A younger Thai woman looked at me and said, “I am going to Lampang, would you like to come with me?” My mouth gapped open in shock.
“Really? You wouldn’t mind?” I said. It was a two hour drive and she was offering to take me with her.
“Yes, I live in Lampang I can take you!” She said with a huge smile on her face.
I couldn’t be more thankful.
I met her three cousins, mom, dad, and three other family members as we piled into a pick up truck.
“Do you mind sitting in the back of the pick up?” She said to me. I didn’t hesitate. “Not at all!”
I plopped into the back of the pick up with three Thai girls. We spent the next hour and a half laughing as I grabbed my knotted hair and showed it to them. We took selfies and tried to block our faces from the unforgiving wind which toyed with our hair and licked our faces dry.
They shared their bananas and fruit with no name with me.
Before taking me to the train, we went out to lunch which they treated me to. I still had a few hours until my train, so we went to a temple together afterwards.
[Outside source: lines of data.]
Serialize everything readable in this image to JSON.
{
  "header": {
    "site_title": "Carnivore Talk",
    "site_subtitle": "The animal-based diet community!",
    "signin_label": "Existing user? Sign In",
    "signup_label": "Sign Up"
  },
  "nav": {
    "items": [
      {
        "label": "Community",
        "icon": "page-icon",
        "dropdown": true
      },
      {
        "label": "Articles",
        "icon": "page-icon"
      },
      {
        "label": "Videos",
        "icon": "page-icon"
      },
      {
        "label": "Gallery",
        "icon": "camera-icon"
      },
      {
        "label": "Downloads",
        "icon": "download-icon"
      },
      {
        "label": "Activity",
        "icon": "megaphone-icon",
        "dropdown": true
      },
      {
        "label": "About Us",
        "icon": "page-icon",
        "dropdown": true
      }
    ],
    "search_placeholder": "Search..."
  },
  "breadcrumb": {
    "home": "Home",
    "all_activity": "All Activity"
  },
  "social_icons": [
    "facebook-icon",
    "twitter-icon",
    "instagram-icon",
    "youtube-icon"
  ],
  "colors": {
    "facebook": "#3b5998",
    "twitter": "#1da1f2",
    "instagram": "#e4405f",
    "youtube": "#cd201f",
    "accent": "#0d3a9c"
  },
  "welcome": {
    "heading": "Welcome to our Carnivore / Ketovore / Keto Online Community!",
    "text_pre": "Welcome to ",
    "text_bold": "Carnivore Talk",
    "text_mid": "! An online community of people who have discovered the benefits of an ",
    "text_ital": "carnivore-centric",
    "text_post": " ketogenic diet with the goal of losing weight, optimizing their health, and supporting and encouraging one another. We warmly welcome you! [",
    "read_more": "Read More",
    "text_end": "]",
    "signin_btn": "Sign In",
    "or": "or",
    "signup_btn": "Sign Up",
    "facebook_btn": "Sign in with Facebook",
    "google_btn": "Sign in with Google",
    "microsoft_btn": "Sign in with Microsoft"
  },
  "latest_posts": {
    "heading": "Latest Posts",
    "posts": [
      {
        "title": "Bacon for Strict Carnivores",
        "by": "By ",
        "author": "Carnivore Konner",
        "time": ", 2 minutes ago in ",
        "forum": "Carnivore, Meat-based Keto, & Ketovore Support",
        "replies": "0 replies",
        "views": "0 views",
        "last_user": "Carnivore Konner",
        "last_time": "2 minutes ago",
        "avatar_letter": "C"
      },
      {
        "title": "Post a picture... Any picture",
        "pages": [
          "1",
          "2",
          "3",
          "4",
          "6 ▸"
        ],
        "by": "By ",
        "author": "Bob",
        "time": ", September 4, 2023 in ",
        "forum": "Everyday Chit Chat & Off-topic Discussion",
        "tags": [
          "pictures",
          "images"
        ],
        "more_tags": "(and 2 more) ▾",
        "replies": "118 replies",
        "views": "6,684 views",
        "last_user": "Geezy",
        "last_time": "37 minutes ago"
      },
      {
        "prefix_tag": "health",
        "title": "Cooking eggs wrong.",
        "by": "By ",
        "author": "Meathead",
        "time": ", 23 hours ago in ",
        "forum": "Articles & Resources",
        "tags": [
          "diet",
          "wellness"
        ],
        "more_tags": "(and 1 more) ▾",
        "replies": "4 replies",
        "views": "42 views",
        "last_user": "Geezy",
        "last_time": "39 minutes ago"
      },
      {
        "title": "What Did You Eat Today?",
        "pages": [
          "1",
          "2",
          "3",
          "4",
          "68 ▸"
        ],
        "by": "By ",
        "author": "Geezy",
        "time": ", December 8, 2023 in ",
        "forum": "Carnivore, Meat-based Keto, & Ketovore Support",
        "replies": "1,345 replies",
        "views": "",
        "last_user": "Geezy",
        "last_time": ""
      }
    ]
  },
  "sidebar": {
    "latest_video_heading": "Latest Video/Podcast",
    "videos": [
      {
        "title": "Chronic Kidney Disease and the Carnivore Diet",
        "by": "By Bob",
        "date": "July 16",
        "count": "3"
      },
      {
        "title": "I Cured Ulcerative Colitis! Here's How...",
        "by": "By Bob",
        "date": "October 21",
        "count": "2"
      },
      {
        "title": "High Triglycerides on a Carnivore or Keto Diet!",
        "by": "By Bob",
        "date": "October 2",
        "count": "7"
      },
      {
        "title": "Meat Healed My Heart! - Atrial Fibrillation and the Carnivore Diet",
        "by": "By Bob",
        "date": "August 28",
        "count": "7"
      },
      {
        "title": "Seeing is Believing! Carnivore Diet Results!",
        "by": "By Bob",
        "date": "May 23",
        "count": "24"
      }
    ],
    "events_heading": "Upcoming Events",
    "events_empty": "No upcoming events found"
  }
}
While they prayed, I explore the temple which was filled with local Thai people. I was the only foreigner once again and loved every second.
They took me to the train and dropped me off a half an hour early.
But a day like this doesn’t end without a mishap. My train was delayed forty minutes, so I bought a banana roti at a nearby stand. As I sat stuffing my face with fried pancake goodness, I listened to an announcement in Thai and watched as a train pulled away from the platform.
Hopefully that wasn’t mine, I still have fifteen minutes, I thought to myself as the gooey goodness melted onto my tongue and zapped my mouth with deliciousness. An hour later I quickly realized that, yes, that was my train, and that the next one was at 2 a.m., 7 hours later.
What does one do in this situation? Quickly get into a monogamous relationship with Chang beer, reevaluate your life and your life decisions, and chug that beer as quickly as possible. Then, realize that busses exist, take a sketchy walk to the bus station, and hop on the next bus to Chiang Mai.
Problem solved. I was home by midnight.
To this day, I am still thankful and taken aback with what both of those families did for a complete stranger. Not only did they take me to the train, but they treated me to food and took me to a temple with them.
None of this would have happened if I had been with another person. The sheer fact that I was by myself (and completely lost) brought me this incredible, life changing experience. I sat on the bus on the way home almost with tears in my eyes as I realized the gratitude and sheer kindness that I had experience that day. I was unable to give anything in return, or nothing to the extent that both of those families had given to me. They asked for nothing in return, and simply took me in with their family and gave me a natural Thai experience.
The kindness of strangers makes me realize how beautiful this world truly is. I loved the challenge of not speaking English, of getting lost and found, and of finding my way through a town in Thailand I had barely even heard of. This is why I travel solo. It’s not easy, in fact, it can be very tough at times. But the experiences such as these are the reason I go for the challenge, the reason I search for off the beaten path places such as these.
Solo traveling is scary at first. Hell, you’re by yourself. But it doesn’t have to be scary. Allow the world to give you experiences and embrace them with open arms.
Let yourself be free. Don’t have any expectations. Once you let these stereotypes go, so many opportunities are given to you and you will have so many experiences you may not have had otherwise.
I was hesitant to go at first because I knew it would be a challenge, and there was a big chance I was not going to find the temple. However, I wanted to try and see if I could find it. If I never went I would never have known if I could do it.
And I did it.
And you can, too.